Drag Show entertains, challenges audience

MALE PERFORMERS DANCE and sing while wearing wigs and dresses to promote thought and debate about the stereotypes we associate with each gender. The performers forced the audience to reconsider the preconceptions they might have had while also keeping the mood light throughout the evening.

On Friday, November 22, the Rensselaer Pride Alliance held the Fall Charity Drag Show: Hope II. While most of the performers were not RPI students, the show brought in many students and members of the Rensselaer community. Proceeds from the show went to the Albany Damien Center.

At the drag show, one student and several local community members danced to songs.

All of them were drag queens—while the gender assigned to them at birth was male, they were wearing clothes and make-up generally associated with females. They wore dresses and exaggerated ladylike movements during their dances. Drag shows are not just to entertain, but to stretch people’s ideas of gender and sexuality.

Prizes were also given away in between dances. Penny Larceny, who announced performers and gave out prizes, made the audience laugh and even brought them to the edge of their comfort zone with the way she gave out prizes. Some of the prizes were meant to represent human anatomy, which brought both laughter and shock to the audience.

Songs the performers danced to included “Happy Days/Get Happy,” “Bourbon Street” (the only RPI student in the show, with the stage name Sandra Change, danced to this song), and “I will Go With You.” They tried to walk and act like women in the songs, sometimes in a very stereotypical way. Some of the dances were meant to be very revealing, again challenging people’s notions of what is appropriate and bringing them to question social norms.

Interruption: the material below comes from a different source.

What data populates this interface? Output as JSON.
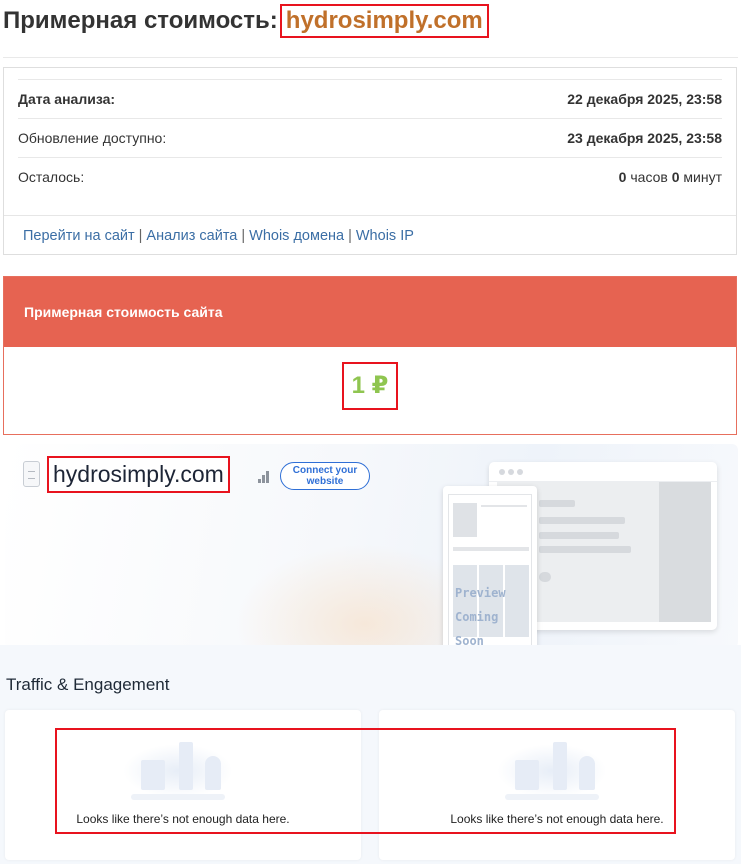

To me, it was hilarious to see how the drag queens interpreted female movements and the female body. It also made me think about the different ways people tend to move based on their gender, and why those movement types exist.

Larceny and some of the other drag queens brought up male students onto the stage for prizes. The students had to take some of their clothes off and suck lollipops while the drag queens cracked jokes and objectified them.

The male students seemed very embarrassed. It was interesting to me to see the metaphor for what many women experience each day—objectification—exhibited in public like that. It was slightly discomforting, but part of the learning experience that a drag show is. I have been to previous drag shows, and enjoyed each one, though the lack of RPI students in this most recent one was sad to me. The first one I went to really shocked me—usually, people don’t talk about these sorts of things in public! Other ones, once I knew what to expect, have been a fun experience in a very open environment challenging dominant cultural norms. Perhaps others who attend will also think about gender and sexuality, as well as how the cultural construct of gender affect our everyday lives.

RPA holds a drag show every semester. I would recommend going to the next one, both for entertainment and to expand your mind. If you would like to watch this past one, it is available on the RPI TV site at http://rpitv.org/productions/631-rpa-charity-drag-show-fall-2013/.